WHAT IS REQUIRED
Filter the records for lines holding the string "doodle".

**********

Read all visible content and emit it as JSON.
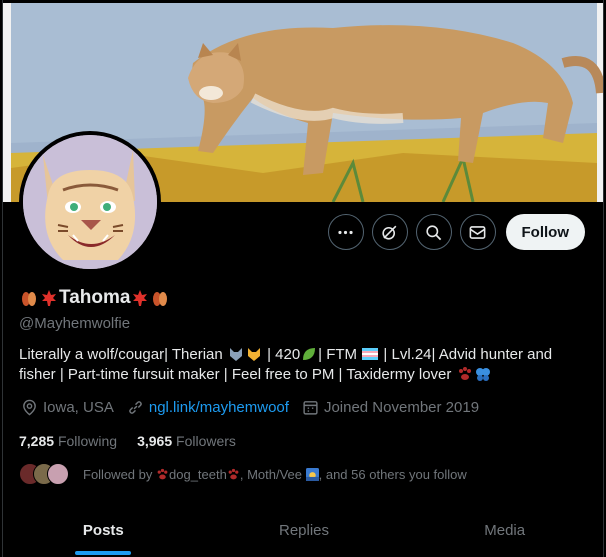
{
  "profile": {
    "display_name": "Tahoma",
    "handle": "@Mayhemwolfie",
    "bio_line1": "Literally a wolf/cougar| Therian",
    "bio_seg2": "| 420",
    "bio_seg3": "| FTM",
    "bio_seg4": "| Lvl.24| Advid hunter and",
    "bio_line2": "fisher | Part-time fursuit maker | Feel free to PM | Taxidermy lover",
    "location": "Iowa, USA",
    "website": "ngl.link/mayhemwoof",
    "joined": "Joined November 2019"
  },
  "stats": {
    "following_count": "7,285",
    "following_label": "Following",
    "followers_count": "3,965",
    "followers_label": "Followers"
  },
  "followed_by": {
    "prefix": "Followed by",
    "name1": "dog_teeth",
    "name2": ", Moth/Vee",
    "suffix": ", and 56 others you follow"
  },
  "actions": {
    "follow_label": "Follow"
  },
  "tabs": [
    {
      "label": "Posts"
    },
    {
      "label": "Replies"
    },
    {
      "label": "Media"
    }
  ],
  "colors": {
    "accent": "#1d9bf0",
    "muted": "#71767b",
    "background": "#000000"
  },
  "icons": [
    "more-icon",
    "grok-icon",
    "search-icon",
    "message-icon",
    "location-icon",
    "link-icon",
    "calendar-icon"
  ]
}
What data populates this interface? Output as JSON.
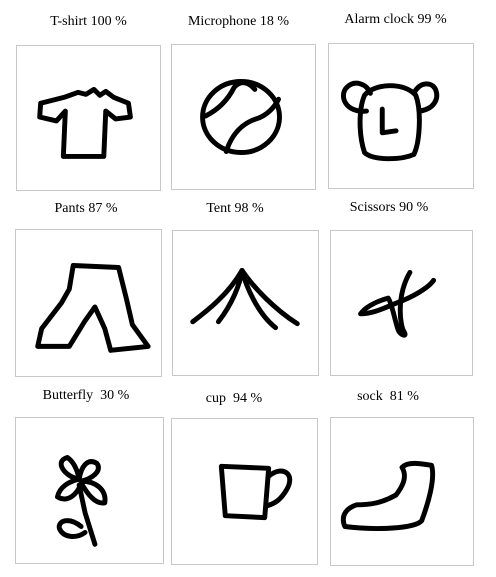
{
  "items": [
    {
      "label": "T-shirt 100 %",
      "icon": "t-shirt-doodle"
    },
    {
      "label": "Microphone 18 %",
      "icon": "microphone-doodle"
    },
    {
      "label": "Alarm clock 99 %",
      "icon": "alarm-clock-doodle"
    },
    {
      "label": "Pants 87 %",
      "icon": "pants-doodle"
    },
    {
      "label": "Tent 98 %",
      "icon": "tent-doodle"
    },
    {
      "label": "Scissors 90 %",
      "icon": "scissors-doodle"
    },
    {
      "label": "Butterfly  30 %",
      "icon": "butterfly-doodle"
    },
    {
      "label": "cup  94 %",
      "icon": "cup-doodle"
    },
    {
      "label": "sock  81 %",
      "icon": "sock-doodle"
    }
  ]
}
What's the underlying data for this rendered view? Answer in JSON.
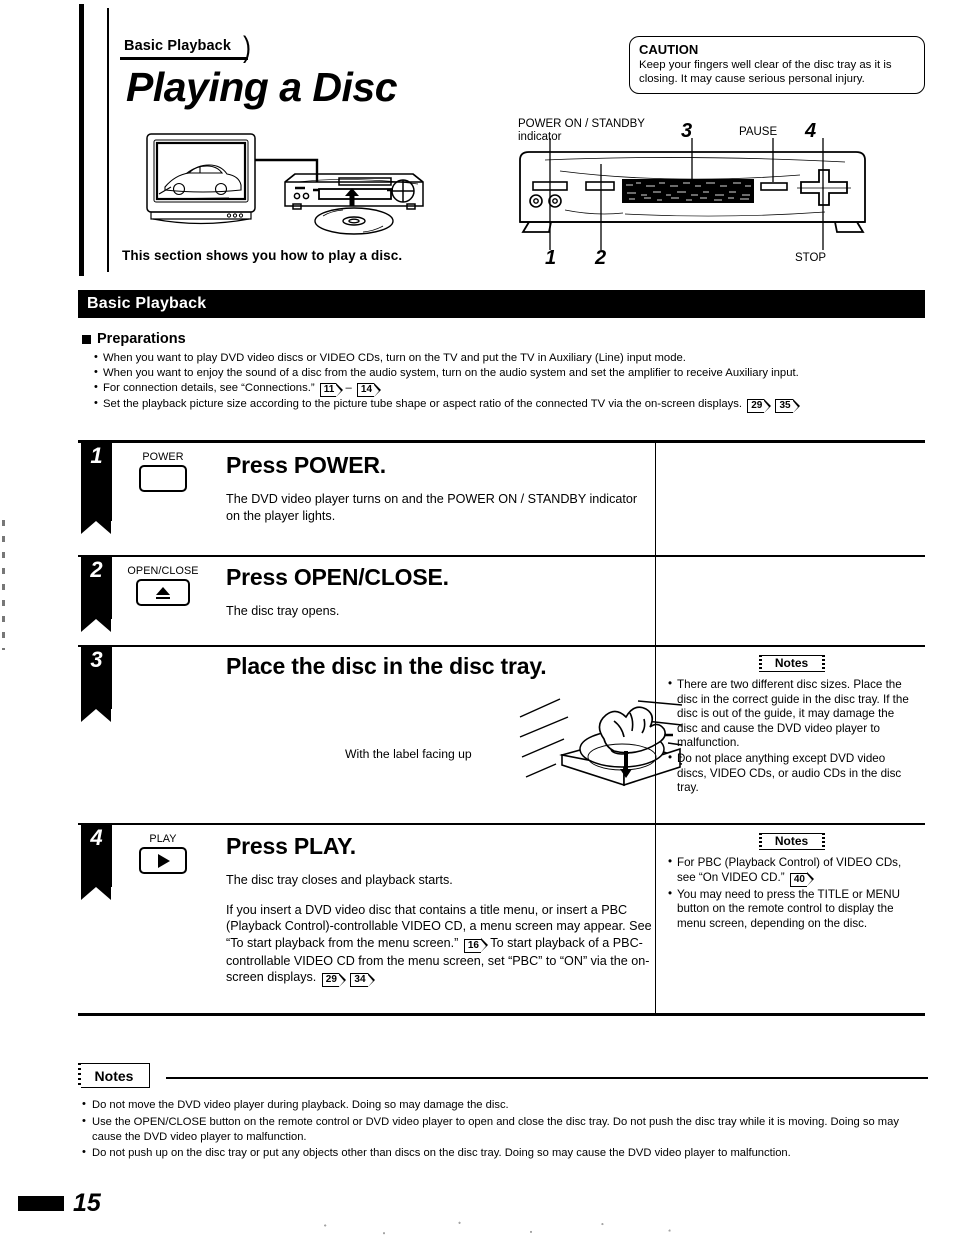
{
  "header": {
    "tab_label": "Basic Playback",
    "title": "Playing a Disc",
    "intro": "This section shows you how to play a disc."
  },
  "caution": {
    "title": "CAUTION",
    "body": "Keep your fingers well clear of the disc tray as it is closing. It may cause serious personal injury."
  },
  "front_panel": {
    "power_indicator_label_line1": "POWER ON / STANDBY",
    "power_indicator_label_line2": "indicator",
    "pause_label": "PAUSE",
    "stop_label": "STOP",
    "callout_1": "1",
    "callout_2": "2",
    "callout_3": "3",
    "callout_4": "4"
  },
  "section": {
    "bar_title": "Basic Playback",
    "preparations_heading": "Preparations",
    "preparations": [
      {
        "text": "When you want to play DVD video discs or VIDEO CDs, turn on the TV and put the TV in Auxiliary (Line) input mode.",
        "refs": []
      },
      {
        "text": "When you want to enjoy the sound of a disc from the audio system, turn on the audio system and set the amplifier to receive Auxiliary input.",
        "refs": []
      },
      {
        "text": "For connection details, see “Connections.”",
        "refs": [
          "11",
          "14"
        ],
        "separator": "–"
      },
      {
        "text": "Set the playback picture size according to the picture tube shape or aspect ratio of the connected TV via the on-screen displays.",
        "refs": [
          "29",
          "35"
        ]
      }
    ]
  },
  "steps": [
    {
      "number": "1",
      "button_label": "POWER",
      "button_glyph": "blank",
      "title": "Press POWER.",
      "body": [
        "The DVD video player turns on and the POWER ON / STANDBY indicator on the player lights."
      ],
      "notes": null
    },
    {
      "number": "2",
      "button_label": "OPEN/CLOSE",
      "button_glyph": "eject-icon",
      "title": "Press OPEN/CLOSE.",
      "body": [
        "The disc tray opens."
      ],
      "notes": null
    },
    {
      "number": "3",
      "button_label": "",
      "button_glyph": "",
      "title": "Place the disc in the disc tray.",
      "illustration_caption": "With the label facing up",
      "body": [],
      "notes": {
        "heading": "Notes",
        "items": [
          "There are two different disc sizes. Place the disc in the correct guide in the disc tray. If the disc is out of the guide, it may damage the disc and cause the DVD video player to malfunction.",
          "Do not place anything except DVD video discs, VIDEO CDs, or audio CDs in the disc tray."
        ]
      }
    },
    {
      "number": "4",
      "button_label": "PLAY",
      "button_glyph": "play-icon",
      "title": "Press PLAY.",
      "body": [
        "The disc tray closes and playback starts."
      ],
      "body2_part1": "If you insert a DVD video disc that contains a title menu, or insert a PBC (Playback Control)-controllable VIDEO CD, a menu screen may appear.  See “To start playback from the menu screen.”",
      "body2_ref1": "16",
      "body2_part2": "To start playback of a PBC-controllable VIDEO CD from the menu screen, set “PBC” to “ON” via the on-screen displays.",
      "body2_ref2": "29",
      "body2_ref3": "34",
      "notes": {
        "heading": "Notes",
        "items_rich": [
          {
            "text_before": "For PBC (Playback Control) of VIDEO CDs, see “On VIDEO CD.”",
            "ref": "40"
          },
          {
            "text_before": "You may need to press the TITLE or MENU button on the remote control to display the menu screen, depending on the disc.",
            "ref": null
          }
        ]
      }
    }
  ],
  "bottom_notes": {
    "heading": "Notes",
    "items": [
      "Do not move the DVD video player during playback. Doing so may damage the disc.",
      "Use the OPEN/CLOSE button on the remote control or DVD video player to open and close the disc tray. Do not push the disc tray while it is moving. Doing so may cause the DVD video player to malfunction.",
      "Do not push up on the disc tray or put any objects other than discs on the disc tray. Doing so may cause the DVD video player to malfunction."
    ]
  },
  "footer": {
    "page_number": "15"
  }
}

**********

EXERCISE SOLUTION
      "icon": "t-shirt-doodle"
      "icon": "microphone-doodle"
      "icon": "alarm-clock-doodle"
      "icon": "pants-doodle"
      "icon": "tent-doodle"
      "icon": "scissors-doodle"
      "icon": "butterfly-doodle"
      "icon": "cup-doodle"
      "icon": "sock-doodle"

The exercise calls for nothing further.